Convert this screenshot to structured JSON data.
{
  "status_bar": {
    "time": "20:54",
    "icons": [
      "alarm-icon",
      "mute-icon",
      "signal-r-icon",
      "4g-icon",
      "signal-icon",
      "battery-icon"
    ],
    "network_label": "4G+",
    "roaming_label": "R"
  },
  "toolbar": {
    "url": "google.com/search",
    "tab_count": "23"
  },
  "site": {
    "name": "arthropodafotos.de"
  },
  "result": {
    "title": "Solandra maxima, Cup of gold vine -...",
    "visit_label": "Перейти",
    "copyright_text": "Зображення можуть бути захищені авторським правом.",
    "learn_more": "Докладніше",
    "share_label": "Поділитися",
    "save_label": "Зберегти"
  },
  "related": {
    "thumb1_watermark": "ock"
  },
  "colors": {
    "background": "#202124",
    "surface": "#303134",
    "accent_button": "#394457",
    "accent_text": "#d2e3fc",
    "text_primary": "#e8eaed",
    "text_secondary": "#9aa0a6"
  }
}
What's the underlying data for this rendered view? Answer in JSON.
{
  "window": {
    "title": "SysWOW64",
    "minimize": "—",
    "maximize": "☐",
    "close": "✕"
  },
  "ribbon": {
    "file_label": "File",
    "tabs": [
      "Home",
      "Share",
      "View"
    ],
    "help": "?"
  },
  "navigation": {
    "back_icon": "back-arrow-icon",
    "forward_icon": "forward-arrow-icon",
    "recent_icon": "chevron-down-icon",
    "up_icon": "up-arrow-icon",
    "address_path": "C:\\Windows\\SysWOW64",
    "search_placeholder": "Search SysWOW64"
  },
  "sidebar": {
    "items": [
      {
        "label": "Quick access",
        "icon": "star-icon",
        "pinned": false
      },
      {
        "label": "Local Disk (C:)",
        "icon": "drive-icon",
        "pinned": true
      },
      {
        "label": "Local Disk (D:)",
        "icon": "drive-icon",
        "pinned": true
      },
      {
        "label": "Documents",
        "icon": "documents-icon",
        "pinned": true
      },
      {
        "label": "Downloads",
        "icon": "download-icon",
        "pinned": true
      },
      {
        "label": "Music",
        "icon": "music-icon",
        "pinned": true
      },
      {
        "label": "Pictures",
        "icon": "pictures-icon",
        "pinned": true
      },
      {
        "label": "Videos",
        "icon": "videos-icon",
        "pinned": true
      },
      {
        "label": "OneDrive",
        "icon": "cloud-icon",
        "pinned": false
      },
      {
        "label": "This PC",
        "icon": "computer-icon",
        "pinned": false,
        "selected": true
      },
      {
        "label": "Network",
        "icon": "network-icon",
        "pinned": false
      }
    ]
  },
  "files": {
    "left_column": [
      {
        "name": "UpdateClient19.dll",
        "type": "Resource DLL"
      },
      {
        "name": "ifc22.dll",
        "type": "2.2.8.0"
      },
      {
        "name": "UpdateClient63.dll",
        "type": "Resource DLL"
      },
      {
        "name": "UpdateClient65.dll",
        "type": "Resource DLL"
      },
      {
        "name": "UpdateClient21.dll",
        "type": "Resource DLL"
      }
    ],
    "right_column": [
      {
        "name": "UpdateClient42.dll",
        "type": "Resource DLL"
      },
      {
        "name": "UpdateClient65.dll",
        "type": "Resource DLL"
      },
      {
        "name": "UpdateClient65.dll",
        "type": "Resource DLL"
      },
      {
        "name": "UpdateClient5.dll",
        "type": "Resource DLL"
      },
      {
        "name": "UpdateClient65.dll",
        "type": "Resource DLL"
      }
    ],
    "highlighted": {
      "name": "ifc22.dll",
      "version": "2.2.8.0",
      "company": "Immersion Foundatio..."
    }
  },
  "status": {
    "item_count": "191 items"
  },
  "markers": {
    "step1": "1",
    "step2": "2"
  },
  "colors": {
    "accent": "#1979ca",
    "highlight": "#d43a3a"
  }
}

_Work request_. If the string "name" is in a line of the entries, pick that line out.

_Exercise solution_.
    "name": "arthropodafotos.de"
        "name": "UpdateClient19.dll",
        "name": "ifc22.dll",
        "name": "UpdateClient63.dll",
        "name": "UpdateClient65.dll",
        "name": "UpdateClient21.dll",
        "name": "UpdateClient42.dll",
        "name": "UpdateClient65.dll",
        "name": "UpdateClient65.dll",
        "name": "UpdateClient5.dll",
        "name": "UpdateClient65.dll",
      "name": "ifc22.dll",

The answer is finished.